|Almost every culture in the world has held celebrations of
thanks for a plentiful harvest. The American Thanksgiving holiday began as
a feast of thanksgiving in the early days of the American colonies almost
four hundred years ago.
In 1620, a boat filled with more than one hundred people sailed across
the Atlantic Ocean to settle in the New
World（新大陆）. This religious group had begun to question the beliefs
of the Church of England and they wanted to separate from it. The Pilgrims
settled in what is now the state of Massachusetts. Their first winter in
the New World was difficult. They had arrived too late to grow many crops,
and without fresh food, half the colony died from disease. The following
spring the Iroquois
Indians（美国纽约州东北部易洛魁族印第安人）taught them how to grow corn, a new food
for the colonists. They showed them other crops to grow in the unfamiliar
soil and how to hunt and fish.
In the autumn of 1621, bountiful crops of corn, barley（大麦）, beans and pumpkins were harvested. The
colonists had much to be thankful for, so a feast was planned. They
invited the local Indian chief and 90 Indians. The Indians brought deer to
roast with the turkeys and other wild game offered by the colonists. The
colonists had learned how to cook cranberries and different kinds of corn
and squash dishes from the Indians. To this first Thanksgiving, the
Indians had even brought popcorn.
In following years, many of the original colonists celebrated the
autumn harvest with a feast of thanks.
After the United States became an independent country, Congress
recommended one yearly day of thanksgiving for the whole nation to
celebrate. George Washington suggested the date November 26 as
Thanksgiving Day. Then in 1863, at the end of a long and bloody civil war,
Abraham Lincoln asked all Americans to set aside the last Thursday in
November as a day of thanksgiving.
Thanksgiving falls on the fourth Thursday of November, a different date
every year. The President must proclaim that date as the official
Thanksgiving is a time for tradition and sharing. Even if they live far
away, family members gather for a reunion at the house of an older
relative. All give thanks together for the good things that they have.
In this spirit of sharing, civic groups and charitable organizations
offer a traditional meal to those in need, particularly the homeless. On
most tables throughout the United States, foods eaten at the first
thanksgiving have become traditional.
Symbols of Thanksgiving
Turkey, corn, pumpkins and cranberry
sauce（酸果曼沙司）are symbols which represent the first Thanksgiving. Now
all of these symbols are drawn on holiday decorations and greeting cards.
The use of corn meant the survival of the colonies. "Indian corn" as a
table or door decoration represents the harvest and the fall season.
Sweet-sour cranberry sauce, or cranberry jelly, was on the first
Thanksgiving table and is still served today. The cranberry is a small,

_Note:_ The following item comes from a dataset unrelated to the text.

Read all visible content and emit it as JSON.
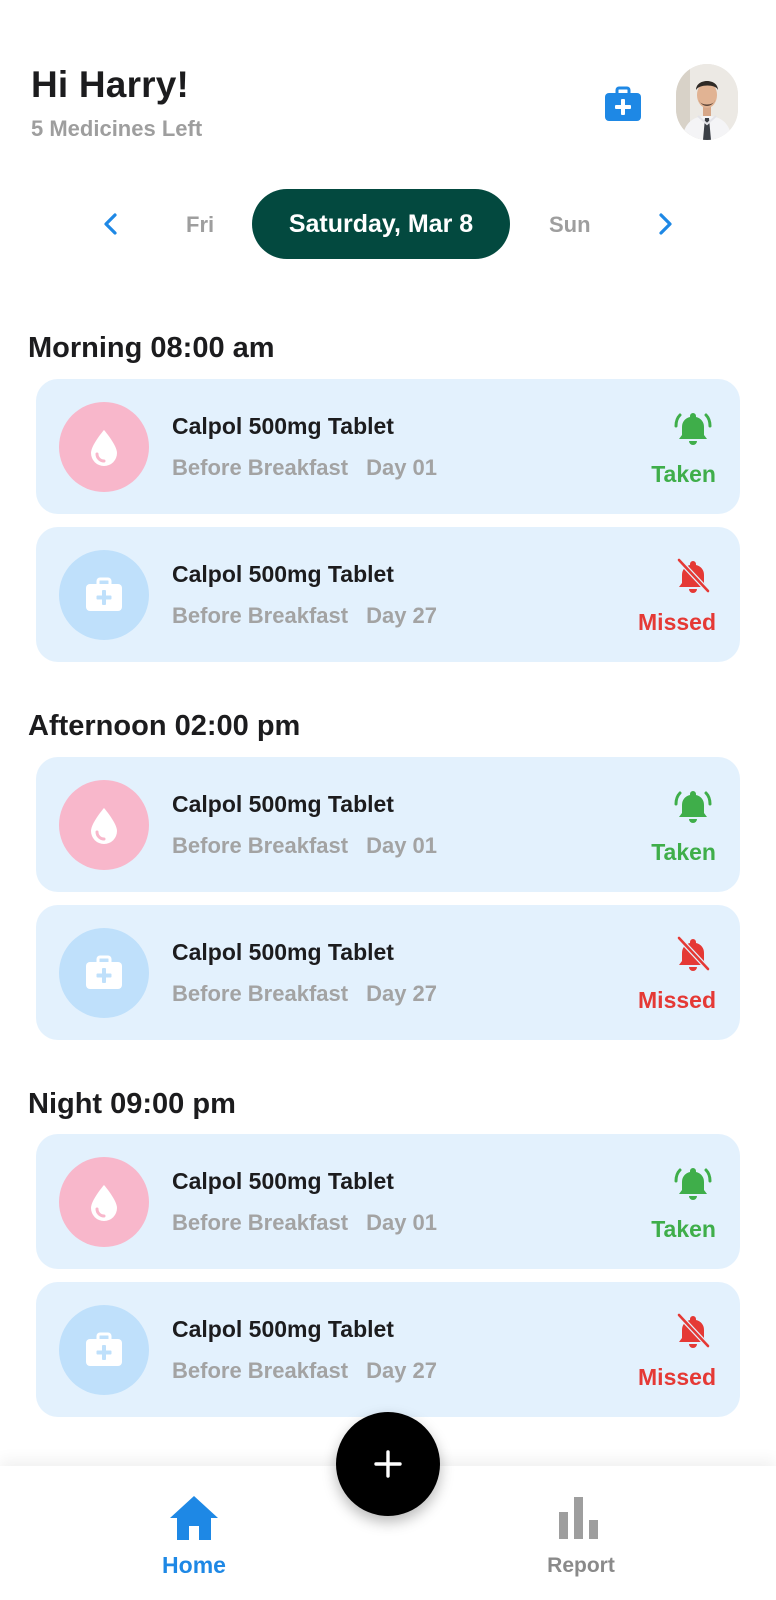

sour berry. It grows in bogs（沼泽）, or muddy
areas, in Massachusetts and other New England states. The Indians used the
fruit to treat infections. They used the juice to dye their rugs and
blankets. They taught the colonists how to cook the berries with sweetener（甜味佐料）and water to make a sauce. The
Indians called it "ibimi" which means "bitter berry." When the colonists
saw it, they named it "crane-berry" because the flowers of the berry bent
the stalk over, and it resembled the long-necked bird called a crane. The
berries are still grown in New England.
In 1988, a Thanksgiving ceremony of a different kind took place at the
Cathedral of St. John the Divine. More than four thousand people gathered
on Thanksgiving night. Among them were Native Americans representing
tribes from all over the country and descendants of people whose ancestors
had migrated to the New World.
The ceremony was a public acknowledgment of the Indians' role in the
first Thanksgiving 350 years ago. Until recently most schoolchildren
believed that the Pilgrims cooked the entire Thanksgiving feast, and
offered it to the Indians. In fact, the feast was planned to thank the
Indians for teaching them how to cook those foods. Without the Indians,
the first settlers would not have survived.